Since Academic Building I is the first completed building of the College’s Master Plan, it was important to create opportunities for future campus growth while fulfilling the College’s current…
What was the most difficult issue about working within this building type or the most unexpected challenge that may have influenced new thought in your project?
Since Academic Building I is the first completed building of the College’s Master Plan, it was important to create opportunities for future campus growth while fulfilling the College’s current space needs. The Design Team, along with CUNY and the College, selected appropriate program elements for Academic Building I and defined the distribution of the remaining campus programs, identifying future space needs and exploring how to provide for coherence and order on this urban campus as it continues to grow.
Prior to the building’s construction, student interaction was confined to classrooms: there was no defined central gathering place. The challenge was to create a centerpiece of the still-expanding campus, a physical and visual campus entry in Crown Heights, Brooklyn on what was formerly the site of a New York City Sanitation Department garage.
This new facility, which houses the School of Science, Health and Technology, in addition to providing much-needed classroom space to accommodate the College’s growing student population, was tasked with opening campus activities to the community at large. The floor-to-ceiling glass pavilion on the east corner of the site emphasizes the project’s goal of transparency and community inclusion. The architecture was designed to bring everyone together; interior glass-enclosed access stairs connect the floors and encourage the interdisciplinary mingling that enriches the educational experience.
Did this project expand or evolve your role as an architect in any way? In general, do you feel that the role of the architect is changing on current projects?

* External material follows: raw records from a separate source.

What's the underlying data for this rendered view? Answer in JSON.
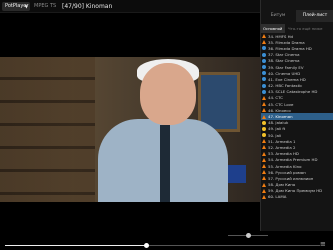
{
  "header": {
    "app_label": "PotPlayer",
    "format": "MPEG TS",
    "title": "[47/90] Kinoman"
  },
  "panel": {
    "tabs": [
      "Битум",
      "Плей-лист"
    ],
    "subtabs": [
      "Основной",
      "Что-то ещё ниже"
    ],
    "channels": [
      {
        "label": "34. HMFS Hd",
        "icon": "cone"
      },
      {
        "label": "35. Filmzda Drama",
        "icon": "cone"
      },
      {
        "label": "36. Filmzda Drama HD",
        "icon": "globe"
      },
      {
        "label": "37. Star Cinema",
        "icon": "globe"
      },
      {
        "label": "38. Star Cinema",
        "icon": "globe"
      },
      {
        "label": "39. Star Family EV",
        "icon": "globe"
      },
      {
        "label": "40. Cinema UHD",
        "icon": "globe"
      },
      {
        "label": "41. Eve Cinema HD",
        "icon": "globe"
      },
      {
        "label": "42. HBC Fantastic",
        "icon": "globe"
      },
      {
        "label": "43. SCLE Catastrophe HD",
        "icon": "globe"
      },
      {
        "label": "44. CTC",
        "icon": "cone"
      },
      {
        "label": "45. CTC Love",
        "icon": "cone"
      },
      {
        "label": "46. Kinoeco",
        "icon": "cone"
      },
      {
        "label": "47. Kinoman",
        "icon": "cone",
        "selected": true
      },
      {
        "label": "48. Jalaluk",
        "icon": "sun"
      },
      {
        "label": "49. Jali ft",
        "icon": "sun"
      },
      {
        "label": "50. Jali",
        "icon": "sun"
      },
      {
        "label": "51. Armedia 1",
        "icon": "cone"
      },
      {
        "label": "52. Armedia 2",
        "icon": "cone"
      },
      {
        "label": "53. Armedia HD",
        "icon": "cone"
      },
      {
        "label": "54. Armedia Premium HD",
        "icon": "cone"
      },
      {
        "label": "55. Armedia Kino",
        "icon": "cone"
      },
      {
        "label": "56. Русский роман",
        "icon": "cone"
      },
      {
        "label": "57. Русский иллюзион",
        "icon": "cone"
      },
      {
        "label": "58. Дом Кино",
        "icon": "cone"
      },
      {
        "label": "59. Дом Кино Премиум HD",
        "icon": "cone"
      },
      {
        "label": "60. LAMA",
        "icon": "cone"
      }
    ]
  },
  "controls": {
    "seek_progress": 0.45,
    "volume": 0.5
  }
}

What we create has always been rooted in how we work: collaboratively, connecting with clients for the benefit of their communities and the public realm. I would say that the role of the architect is not changing, necessarily, but is certainly continuing to evolve into an increasingly collaborative role. We count ourselves fortunate to have institutional clients that understand and appreciate the value of such a relationship, and that embrace the latest developments with respect to technology and sustainability. It is through meaningful dialogue that we continue to create an adaptive, passionate working environment and craft innovative, compelling, sustainable solutions.
How is your building possible today in a way that it may not have been before and how have trends in technology and society inspired new thought and solutions?

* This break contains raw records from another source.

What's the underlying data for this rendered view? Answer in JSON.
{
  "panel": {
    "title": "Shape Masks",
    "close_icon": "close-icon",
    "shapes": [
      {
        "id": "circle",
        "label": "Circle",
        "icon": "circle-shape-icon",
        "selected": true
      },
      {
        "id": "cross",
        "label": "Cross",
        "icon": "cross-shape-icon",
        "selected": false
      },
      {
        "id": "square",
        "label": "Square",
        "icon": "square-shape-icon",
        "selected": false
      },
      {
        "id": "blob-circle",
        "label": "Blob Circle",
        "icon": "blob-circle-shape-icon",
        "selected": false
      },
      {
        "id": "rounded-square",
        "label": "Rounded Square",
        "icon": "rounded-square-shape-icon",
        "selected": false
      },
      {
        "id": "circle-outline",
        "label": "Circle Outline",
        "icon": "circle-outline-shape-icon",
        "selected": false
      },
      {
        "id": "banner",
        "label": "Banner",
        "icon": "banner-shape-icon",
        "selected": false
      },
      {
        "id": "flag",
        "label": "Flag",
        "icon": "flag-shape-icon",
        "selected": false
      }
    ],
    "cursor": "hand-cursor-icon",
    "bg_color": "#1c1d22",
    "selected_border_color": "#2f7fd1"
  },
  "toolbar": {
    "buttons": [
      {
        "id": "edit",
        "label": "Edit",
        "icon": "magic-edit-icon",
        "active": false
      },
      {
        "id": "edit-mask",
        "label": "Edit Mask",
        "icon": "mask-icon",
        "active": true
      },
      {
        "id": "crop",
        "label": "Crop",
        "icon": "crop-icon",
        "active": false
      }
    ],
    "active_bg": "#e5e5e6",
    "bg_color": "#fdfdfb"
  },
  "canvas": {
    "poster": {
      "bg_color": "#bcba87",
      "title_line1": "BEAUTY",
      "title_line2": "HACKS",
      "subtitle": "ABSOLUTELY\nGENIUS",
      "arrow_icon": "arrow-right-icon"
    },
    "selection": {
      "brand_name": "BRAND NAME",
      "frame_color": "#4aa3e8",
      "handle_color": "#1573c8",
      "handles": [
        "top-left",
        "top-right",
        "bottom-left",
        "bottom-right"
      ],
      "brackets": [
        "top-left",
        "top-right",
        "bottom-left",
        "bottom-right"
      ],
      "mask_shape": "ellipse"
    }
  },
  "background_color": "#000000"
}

First of all, the multifaceted glass curtain wall was constructed in a way that took advantage of the latest technological advancements and state-of-the-art product design. The custom design and fabrication required for the complex glass enclosure hinged on the deft application of a series of structural steel tubes in place of aluminum mullions. We wanted the curtain wall to be as open and as transparent as possible and therefore needed to handle a bit of tricky geometry, using a steel support in each place where you would typically have a mullion. By using the steel structure for the curtain wall and holding the glass off of that steel structure, all the geometry, all the trickiness, suddenly became easier. The choice of steel not only met our design needs, but also those of the client with respect to deadline and budget.
In addition, trends both in technology and education directed our design process. Technological advancements have redefined the exacting functional requirements demanded by today’s state-of-the-art lab facilities. Creating column-free spaces required for teaching labs presented a challenge not only for the present, but for the future as well, as educational institutions today also increasingly desire flexible, rather than fixed spaces. Laboratories are perhaps best constructed with steel because of changes that may come up down the road. The thirteen teaching labs are designed for maximum flexibility so they can be used for several different subjects throughout the academic year.

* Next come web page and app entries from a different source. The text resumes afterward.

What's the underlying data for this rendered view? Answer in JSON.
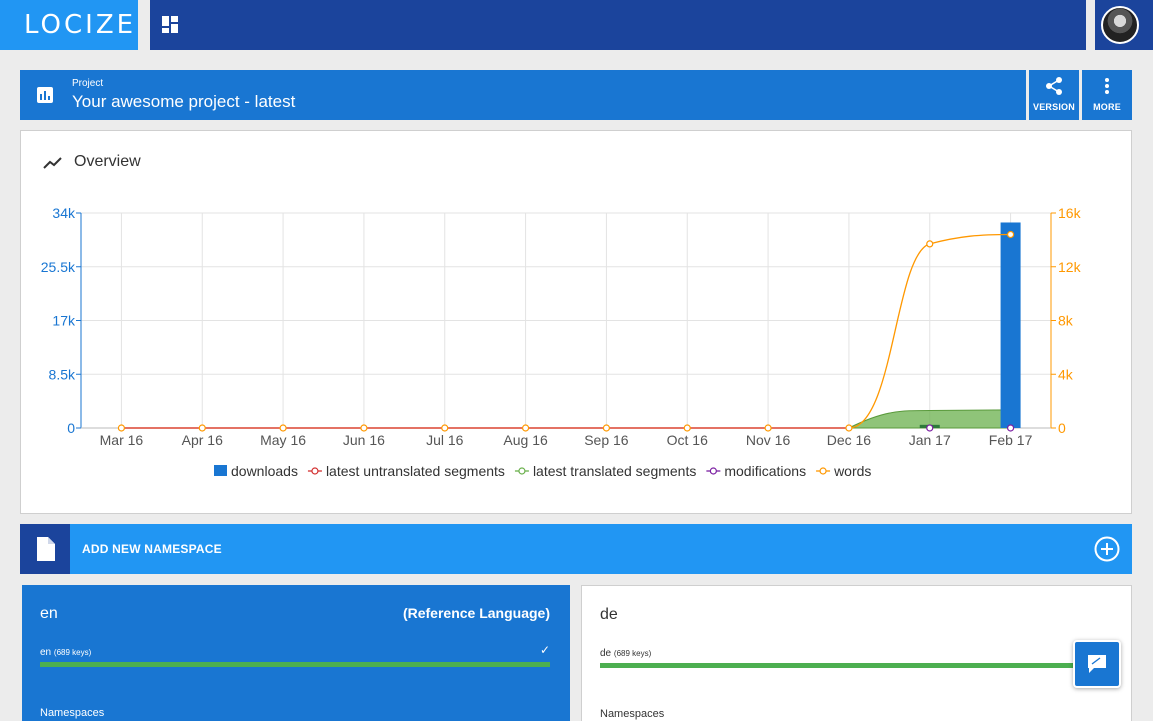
{
  "app": {
    "logo_text": "LOCIZE",
    "brand_color": "#2196f3",
    "nav_color": "#1b449c"
  },
  "project": {
    "subtitle": "Project",
    "title": "Your awesome project - latest",
    "version_label": "VERSION",
    "more_label": "MORE"
  },
  "overview": {
    "title": "Overview"
  },
  "chart_data": {
    "type": "bar+line",
    "categories": [
      "Mar 16",
      "Apr 16",
      "May 16",
      "Jun 16",
      "Jul 16",
      "Aug 16",
      "Sep 16",
      "Oct 16",
      "Nov 16",
      "Dec 16",
      "Jan 17",
      "Feb 17"
    ],
    "left_axis": {
      "ticks": [
        "0",
        "8.5k",
        "17k",
        "25.5k",
        "34k"
      ],
      "max": 34000,
      "color": "#1976d2"
    },
    "right_axis": {
      "ticks": [
        "0",
        "4k",
        "8k",
        "12k",
        "16k"
      ],
      "max": 16000,
      "color": "#ff9800"
    },
    "series": [
      {
        "name": "downloads",
        "kind": "bar",
        "axis": "left",
        "color": "#1976d2",
        "values": [
          0,
          0,
          0,
          0,
          0,
          0,
          0,
          0,
          0,
          0,
          0,
          32500
        ]
      },
      {
        "name": "latest untranslated segments",
        "kind": "line",
        "axis": "right",
        "color": "#d32f2f",
        "values": [
          0,
          0,
          0,
          0,
          0,
          0,
          0,
          0,
          0,
          0,
          0,
          0
        ]
      },
      {
        "name": "latest translated segments",
        "kind": "area",
        "axis": "right",
        "color": "#6ab04c",
        "values": [
          0,
          0,
          0,
          0,
          0,
          0,
          0,
          0,
          0,
          0,
          1300,
          1350
        ]
      },
      {
        "name": "modifications",
        "kind": "line",
        "axis": "right",
        "color": "#7b1fa2",
        "values": [
          0,
          0,
          0,
          0,
          0,
          0,
          0,
          0,
          0,
          0,
          0,
          0
        ]
      },
      {
        "name": "words",
        "kind": "line",
        "axis": "right",
        "color": "#ff9800",
        "values": [
          0,
          0,
          0,
          0,
          0,
          0,
          0,
          0,
          0,
          0,
          13700,
          14400
        ]
      }
    ],
    "jan_bar_value": 500,
    "grid": true,
    "legend_position": "bottom"
  },
  "namespace_bar": {
    "label": "ADD NEW NAMESPACE"
  },
  "languages": [
    {
      "code": "en",
      "ref_label": "(Reference Language)",
      "keys_lang": "en",
      "keys_count": "(689 keys)",
      "check": "✓",
      "progress": 1.0,
      "namespaces_label": "Namespaces"
    },
    {
      "code": "de",
      "keys_lang": "de",
      "keys_count": "(689 keys)",
      "progress": 1.0,
      "namespaces_label": "Namespaces"
    }
  ]
}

In the context of this project, how is your office and design process being influenced by current trends in academic curricula and incoming young architects? In turn, how are current projects and processes guiding the ongoing reformulation and development of academic curricula?
Architecture is a living testament to the communal effort. My hope is that the students, faculty, administrators, and visitors who walk through the doors of the new Science, Health and Technology Building will find others of like mind. I see educational leaders today increasingly focused on providing opportunities for the intermingling of cross-disciplinary classes and potential avenues for collaboration and exchange. The architecture of this building was designed to bring everyone together. Its glass façade connects students and community, providing views out and allowing passersby to witness the activity within. The cafeteria on the second floor of the pavilion provides the entire College and community a light filled, open space for students and faculty to interact between classes and, in off hours, a meeting space for various community activities. Often times in a multi-storied building you just lives in a slice on a floor, unaware that you are part of a larger community. Commonly relegated to secondary structural roles and confined to enclosures, the building’s open feature stairs appear to float like bridges between the floors, further emphasizing the goal of transparency. They link the whole building together in such a way that you can see people moving through this big volume all the way up the building. It is part psychological and part circulation, but you’re aware that you’re a part of this bigger academic community. Our goal was to promote academic and intellectual exchange in a setting that enhances the teaching and learning experience and furthers the School’s mission to provide an environment for students to obtain a high quality, career-oriented undergraduate science education.